Task instructions = Each line of the data should be given again exactly.

BEGIN Data supplied

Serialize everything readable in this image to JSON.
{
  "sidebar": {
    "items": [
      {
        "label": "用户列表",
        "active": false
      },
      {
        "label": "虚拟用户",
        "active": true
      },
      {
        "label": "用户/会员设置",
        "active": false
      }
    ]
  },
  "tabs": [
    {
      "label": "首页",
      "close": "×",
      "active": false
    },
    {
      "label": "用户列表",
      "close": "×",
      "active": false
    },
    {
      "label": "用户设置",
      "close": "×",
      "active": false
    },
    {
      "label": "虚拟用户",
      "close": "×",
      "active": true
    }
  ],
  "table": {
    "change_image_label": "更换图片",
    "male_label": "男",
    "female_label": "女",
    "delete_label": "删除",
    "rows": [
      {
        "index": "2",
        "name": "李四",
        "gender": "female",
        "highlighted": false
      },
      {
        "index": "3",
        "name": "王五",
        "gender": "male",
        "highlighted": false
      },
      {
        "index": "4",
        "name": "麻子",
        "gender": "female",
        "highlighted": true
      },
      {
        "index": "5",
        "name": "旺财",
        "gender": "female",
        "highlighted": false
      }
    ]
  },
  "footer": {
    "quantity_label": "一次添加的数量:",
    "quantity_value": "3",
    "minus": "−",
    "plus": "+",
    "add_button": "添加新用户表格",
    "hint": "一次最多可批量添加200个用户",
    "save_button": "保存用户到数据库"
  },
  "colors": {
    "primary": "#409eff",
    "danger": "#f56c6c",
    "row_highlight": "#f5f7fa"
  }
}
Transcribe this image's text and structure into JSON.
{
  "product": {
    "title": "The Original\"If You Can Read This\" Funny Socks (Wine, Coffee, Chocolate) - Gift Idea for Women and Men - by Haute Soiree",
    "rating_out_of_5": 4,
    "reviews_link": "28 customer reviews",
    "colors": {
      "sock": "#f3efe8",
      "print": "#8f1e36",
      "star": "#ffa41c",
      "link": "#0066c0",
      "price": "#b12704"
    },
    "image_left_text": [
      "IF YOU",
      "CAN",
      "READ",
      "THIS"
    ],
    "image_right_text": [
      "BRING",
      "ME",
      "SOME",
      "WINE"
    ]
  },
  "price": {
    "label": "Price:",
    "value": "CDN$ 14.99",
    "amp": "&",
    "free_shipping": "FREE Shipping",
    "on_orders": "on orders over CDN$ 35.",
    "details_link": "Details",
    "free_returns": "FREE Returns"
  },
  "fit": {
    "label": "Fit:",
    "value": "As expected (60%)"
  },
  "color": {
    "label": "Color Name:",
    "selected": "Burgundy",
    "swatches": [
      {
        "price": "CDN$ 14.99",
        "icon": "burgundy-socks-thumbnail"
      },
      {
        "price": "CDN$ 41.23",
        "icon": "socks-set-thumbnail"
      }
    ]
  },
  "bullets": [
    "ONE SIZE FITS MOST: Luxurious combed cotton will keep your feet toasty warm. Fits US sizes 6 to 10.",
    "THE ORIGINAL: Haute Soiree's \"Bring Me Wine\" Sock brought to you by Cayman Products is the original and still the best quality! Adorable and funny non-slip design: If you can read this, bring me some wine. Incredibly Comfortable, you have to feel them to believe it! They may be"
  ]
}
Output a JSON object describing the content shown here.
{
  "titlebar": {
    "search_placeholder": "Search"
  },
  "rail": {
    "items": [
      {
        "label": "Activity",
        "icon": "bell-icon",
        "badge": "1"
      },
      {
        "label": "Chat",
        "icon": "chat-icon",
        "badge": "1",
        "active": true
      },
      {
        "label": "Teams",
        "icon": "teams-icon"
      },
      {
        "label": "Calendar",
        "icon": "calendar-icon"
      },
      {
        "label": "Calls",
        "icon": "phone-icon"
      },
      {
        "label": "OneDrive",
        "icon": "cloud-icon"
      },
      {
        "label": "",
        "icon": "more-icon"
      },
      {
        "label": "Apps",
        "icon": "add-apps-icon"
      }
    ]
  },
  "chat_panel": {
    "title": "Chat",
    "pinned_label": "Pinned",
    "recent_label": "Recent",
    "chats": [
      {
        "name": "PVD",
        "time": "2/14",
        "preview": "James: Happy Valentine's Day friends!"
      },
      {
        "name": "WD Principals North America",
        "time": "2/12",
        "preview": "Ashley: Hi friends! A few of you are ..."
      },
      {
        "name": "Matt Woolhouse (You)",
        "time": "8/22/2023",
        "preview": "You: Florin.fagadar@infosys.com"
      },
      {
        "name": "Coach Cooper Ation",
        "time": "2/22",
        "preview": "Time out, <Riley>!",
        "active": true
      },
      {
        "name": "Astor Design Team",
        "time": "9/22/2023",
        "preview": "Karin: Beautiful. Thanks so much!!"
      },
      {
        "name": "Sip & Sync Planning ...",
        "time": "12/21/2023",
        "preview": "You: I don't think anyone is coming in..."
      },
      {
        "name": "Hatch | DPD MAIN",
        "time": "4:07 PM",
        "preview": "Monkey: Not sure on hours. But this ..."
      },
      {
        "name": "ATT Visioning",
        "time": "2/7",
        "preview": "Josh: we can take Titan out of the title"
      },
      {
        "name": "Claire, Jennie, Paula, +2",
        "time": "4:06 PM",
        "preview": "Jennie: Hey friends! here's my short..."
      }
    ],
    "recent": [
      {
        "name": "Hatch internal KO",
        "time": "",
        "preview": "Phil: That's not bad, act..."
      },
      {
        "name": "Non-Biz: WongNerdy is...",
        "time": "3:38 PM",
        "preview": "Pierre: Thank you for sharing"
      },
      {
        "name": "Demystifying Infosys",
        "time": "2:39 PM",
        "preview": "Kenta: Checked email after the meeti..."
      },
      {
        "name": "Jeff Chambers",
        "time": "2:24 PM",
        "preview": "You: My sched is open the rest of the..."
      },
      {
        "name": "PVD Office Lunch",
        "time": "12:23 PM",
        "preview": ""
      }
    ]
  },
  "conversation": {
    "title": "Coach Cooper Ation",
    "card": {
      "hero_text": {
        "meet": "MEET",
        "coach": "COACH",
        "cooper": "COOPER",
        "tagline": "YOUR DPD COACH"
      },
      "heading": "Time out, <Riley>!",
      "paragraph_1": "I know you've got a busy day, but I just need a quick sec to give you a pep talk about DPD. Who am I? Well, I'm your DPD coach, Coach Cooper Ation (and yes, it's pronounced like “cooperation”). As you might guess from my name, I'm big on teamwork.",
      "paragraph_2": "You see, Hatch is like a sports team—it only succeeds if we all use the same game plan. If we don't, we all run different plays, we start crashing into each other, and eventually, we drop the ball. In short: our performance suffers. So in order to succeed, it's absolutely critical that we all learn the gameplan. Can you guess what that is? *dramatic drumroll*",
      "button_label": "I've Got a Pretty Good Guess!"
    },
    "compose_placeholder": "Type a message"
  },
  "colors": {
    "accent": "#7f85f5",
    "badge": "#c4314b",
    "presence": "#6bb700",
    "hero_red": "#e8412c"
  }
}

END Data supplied

Response =
Serialize everything readable in this image to JSON.
{
  "sidebar": {
    "items": [
      {
        "label": "用户列表",
        "active": false
      },
      {
        "label": "虚拟用户",
        "active": true
      },
      {
        "label": "用户/会员设置",
        "active": false
      }
    ]
  },
  "tabs": [
    {
      "label": "首页",
      "close": "×",
      "active": false
    },
    {
      "label": "用户列表",
      "close": "×",
      "active": false
    },
    {
      "label": "用户设置",
      "close": "×",
      "active": false
    },
    {
      "label": "虚拟用户",
      "close": "×",
      "active": true
    }
  ],
  "table": {
    "change_image_label": "更换图片",
    "male_label": "男",
    "female_label": "女",
    "delete_label": "删除",
    "rows": [
      {
        "index": "2",
        "name": "李四",
        "gender": "female",
        "highlighted": false
      },
      {
        "index": "3",
        "name": "王五",
        "gender": "male",
        "highlighted": false
      },
      {
        "index": "4",
        "name": "麻子",
        "gender": "female",
        "highlighted": true
      },
      {
        "index": "5",
        "name": "旺财",
        "gender": "female",
        "highlighted": false
      }
    ]
  },
  "footer": {
    "quantity_label": "一次添加的数量:",
    "quantity_value": "3",
    "minus": "−",
    "plus": "+",
    "add_button": "添加新用户表格",
    "hint": "一次最多可批量添加200个用户",
    "save_button": "保存用户到数据库"
  },
  "colors": {
    "primary": "#409eff",
    "danger": "#f56c6c",
    "row_highlight": "#f5f7fa"
  }
}
Transcribe this image's text and structure into JSON.
{
  "product": {
    "title": "The Original\"If You Can Read This\" Funny Socks (Wine, Coffee, Chocolate) - Gift Idea for Women and Men - by Haute Soiree",
    "rating_out_of_5": 4,
    "reviews_link": "28 customer reviews",
    "colors": {
      "sock": "#f3efe8",
      "print": "#8f1e36",
      "star": "#ffa41c",
      "link": "#0066c0",
      "price": "#b12704"
    },
    "image_left_text": [
      "IF YOU",
      "CAN",
      "READ",
      "THIS"
    ],
    "image_right_text": [
      "BRING",
      "ME",
      "SOME",
      "WINE"
    ]
  },
  "price": {
    "label": "Price:",
    "value": "CDN$ 14.99",
    "amp": "&",
    "free_shipping": "FREE Shipping",
    "on_orders": "on orders over CDN$ 35.",
    "details_link": "Details",
    "free_returns": "FREE Returns"
  },
  "fit": {
    "label": "Fit:",
    "value": "As expected (60%)"
  },
  "color": {
    "label": "Color Name:",
    "selected": "Burgundy",
    "swatches": [
      {
        "price": "CDN$ 14.99",
        "icon": "burgundy-socks-thumbnail"
      },
      {
        "price": "CDN$ 41.23",
        "icon": "socks-set-thumbnail"
      }
    ]
  },
  "bullets": [
    "ONE SIZE FITS MOST: Luxurious combed cotton will keep your feet toasty warm. Fits US sizes 6 to 10.",
    "THE ORIGINAL: Haute Soiree's \"Bring Me Wine\" Sock brought to you by Cayman Products is the original and still the best quality! Adorable and funny non-slip design: If you can read this, bring me some wine. Incredibly Comfortable, you have to feel them to believe it! They may be"
  ]
}
Output a JSON object describing the content shown here.
{
  "titlebar": {
    "search_placeholder": "Search"
  },
  "rail": {
    "items": [
      {
        "label": "Activity",
        "icon": "bell-icon",
        "badge": "1"
      },
      {
        "label": "Chat",
        "icon": "chat-icon",
        "badge": "1",
        "active": true
      },
      {
        "label": "Teams",
        "icon": "teams-icon"
      },
      {
        "label": "Calendar",
        "icon": "calendar-icon"
      },
      {
        "label": "Calls",
        "icon": "phone-icon"
      },
      {
        "label": "OneDrive",
        "icon": "cloud-icon"
      },
      {
        "label": "",
        "icon": "more-icon"
      },
      {
        "label": "Apps",
        "icon": "add-apps-icon"
      }
    ]
  },
  "chat_panel": {
    "title": "Chat",
    "pinned_label": "Pinned",
    "recent_label": "Recent",
    "chats": [
      {
        "name": "PVD",
        "time": "2/14",
        "preview": "James: Happy Valentine's Day friends!"
      },
      {
        "name": "WD Principals North America",
        "time": "2/12",
        "preview": "Ashley: Hi friends! A few of you are ..."
      },
      {
        "name": "Matt Woolhouse (You)",
        "time": "8/22/2023",
        "preview": "You: Florin.fagadar@infosys.com"
      },
      {
        "name": "Coach Cooper Ation",
        "time": "2/22",
        "preview": "Time out, <Riley>!",
        "active": true
      },
      {
        "name": "Astor Design Team",
        "time": "9/22/2023",
        "preview": "Karin: Beautiful. Thanks so much!!"
      },
      {
        "name": "Sip & Sync Planning ...",
        "time": "12/21/2023",
        "preview": "You: I don't think anyone is coming in..."
      },
      {
        "name": "Hatch | DPD MAIN",
        "time": "4:07 PM",
        "preview": "Monkey: Not sure on hours. But this ..."
      },
      {
        "name": "ATT Visioning",
        "time": "2/7",
        "preview": "Josh: we can take Titan out of the title"
      },
      {
        "name": "Claire, Jennie, Paula, +2",
        "time": "4:06 PM",
        "preview": "Jennie: Hey friends! here's my short..."
      }
    ],
    "recent": [
      {
        "name": "Hatch internal KO",
        "time": "",
        "preview": "Phil: That's not bad, act..."
      },
      {
        "name": "Non-Biz: WongNerdy is...",
        "time": "3:38 PM",
        "preview": "Pierre: Thank you for sharing"
      },
      {
        "name": "Demystifying Infosys",
        "time": "2:39 PM",
        "preview": "Kenta: Checked email after the meeti..."
      },
      {
        "name": "Jeff Chambers",
        "time": "2:24 PM",
        "preview": "You: My sched is open the rest of the..."
      },
      {
        "name": "PVD Office Lunch",
        "time": "12:23 PM",
        "preview": ""
      }
    ]
  },
  "conversation": {
    "title": "Coach Cooper Ation",
    "card": {
      "hero_text": {
        "meet": "MEET",
        "coach": "COACH",
        "cooper": "COOPER",
        "tagline": "YOUR DPD COACH"
      },
      "heading": "Time out, <Riley>!",
      "paragraph_1": "I know you've got a busy day, but I just need a quick sec to give you a pep talk about DPD. Who am I? Well, I'm your DPD coach, Coach Cooper Ation (and yes, it's pronounced like “cooperation”). As you might guess from my name, I'm big on teamwork.",
      "paragraph_2": "You see, Hatch is like a sports team—it only succeeds if we all use the same game plan. If we don't, we all run different plays, we start crashing into each other, and eventually, we drop the ball. In short: our performance suffers. So in order to succeed, it's absolutely critical that we all learn the gameplan. Can you guess what that is? *dramatic drumroll*",
      "button_label": "I've Got a Pretty Good Guess!"
    },
    "compose_placeholder": "Type a message"
  },
  "colors": {
    "accent": "#7f85f5",
    "badge": "#c4314b",
    "presence": "#6bb700",
    "hero_red": "#e8412c"
  }
}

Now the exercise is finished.